Description of the task:
Scan the entries for lines with the word "JSON" and copy those lines.

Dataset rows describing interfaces
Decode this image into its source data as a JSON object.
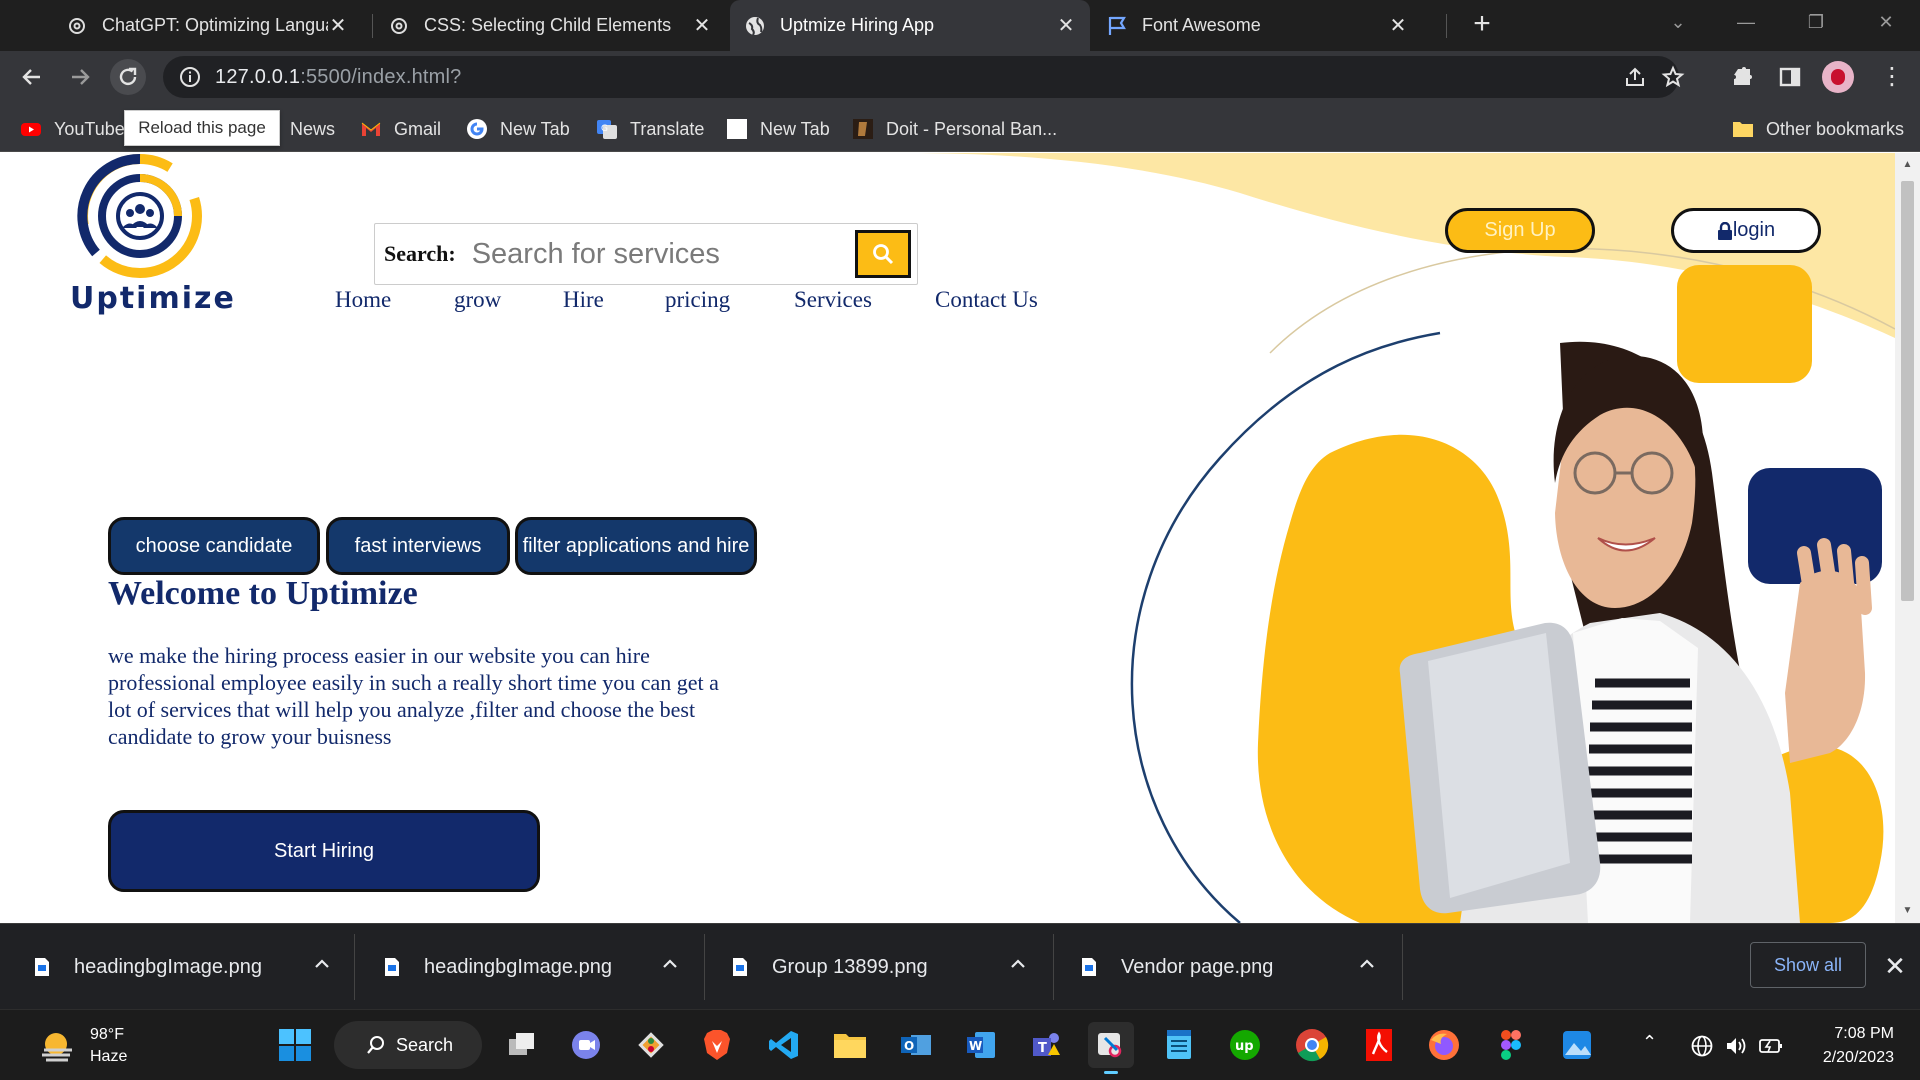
{
  "browser": {
    "tabs": [
      {
        "title": "ChatGPT: Optimizing Language M",
        "icon": "openai-icon"
      },
      {
        "title": "CSS: Selecting Child Elements",
        "icon": "openai-icon"
      },
      {
        "title": "Uptmize Hiring App",
        "icon": "globe-icon",
        "active": true
      },
      {
        "title": "Font Awesome",
        "icon": "flag-icon"
      }
    ],
    "address": {
      "host": "127.0.0.1",
      "rest": ":5500/index.html?"
    },
    "tooltip": "Reload this page",
    "bookmarks": [
      "YouTube",
      "News",
      "Gmail",
      "New Tab",
      "Translate",
      "New Tab",
      "Doit - Personal Ban..."
    ],
    "other_bookmarks": "Other bookmarks"
  },
  "page": {
    "logo_text": "Uptimize",
    "search": {
      "label": "Search:",
      "placeholder": "Search for services"
    },
    "nav": [
      "Home",
      "grow",
      "Hire",
      "pricing",
      "Services",
      "Contact Us"
    ],
    "auth": {
      "signup": "Sign Up",
      "login": "login"
    },
    "chips": [
      "choose candidate",
      "fast interviews",
      "filter applications and hire"
    ],
    "welcome": "Welcome to Uptimize",
    "description": "we make the hiring process easier in our website you can hire professional employee easily in such a really short time you can get a lot of services that will help you analyze ,filter and choose the best candidate to grow your buisness",
    "cta": "Start Hiring",
    "colors": {
      "navy": "#12296b",
      "gold": "#fcbc15",
      "cream": "#fde7a4"
    }
  },
  "downloads": {
    "files": [
      "headingbgImage.png",
      "headingbgImage.png",
      "Group 13899.png",
      "Vendor page.png"
    ],
    "show_all": "Show all"
  },
  "taskbar": {
    "weather": {
      "temp": "98°F",
      "condition": "Haze"
    },
    "search_label": "Search",
    "time": "7:08 PM",
    "date": "2/20/2023"
  }
}
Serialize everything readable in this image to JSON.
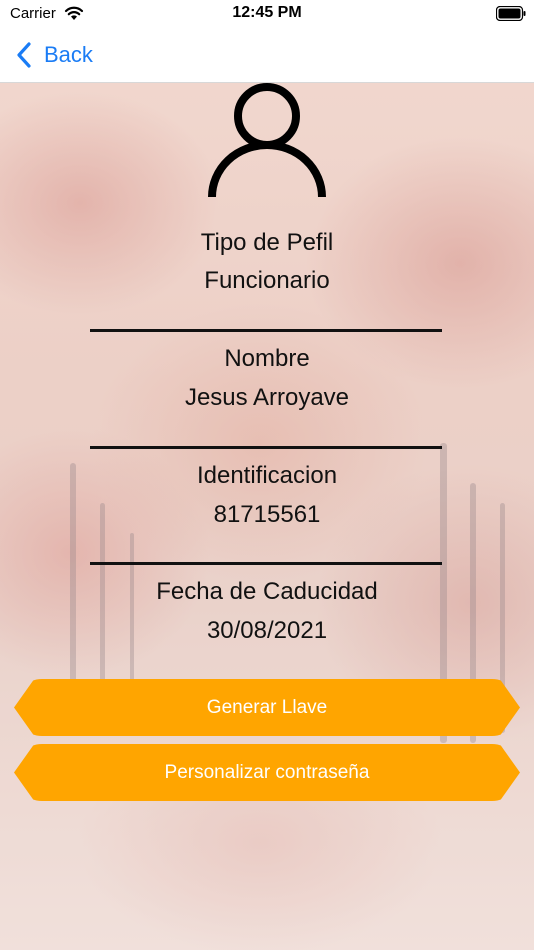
{
  "status_bar": {
    "carrier": "Carrier",
    "time": "12:45 PM"
  },
  "nav": {
    "back_label": "Back",
    "accent_color": "#1a7cf5"
  },
  "profile": {
    "profile_type_label": "Tipo de Pefil",
    "profile_type_value": "Funcionario",
    "name_label": "Nombre",
    "name_value": "Jesus Arroyave",
    "id_label": "Identificacion",
    "id_value": "81715561",
    "expiry_label": "Fecha de Caducidad",
    "expiry_value": "30/08/2021"
  },
  "actions": {
    "generate_key_label": "Generar Llave",
    "customize_password_label": "Personalizar contraseña",
    "button_color": "#ffa500"
  },
  "icons": [
    "wifi-icon",
    "battery-icon",
    "chevron-left-icon",
    "person-icon"
  ]
}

Solution to this problem:
Decode this image into its source data as a JSON object.
Serialize everything readable in this image to JSON.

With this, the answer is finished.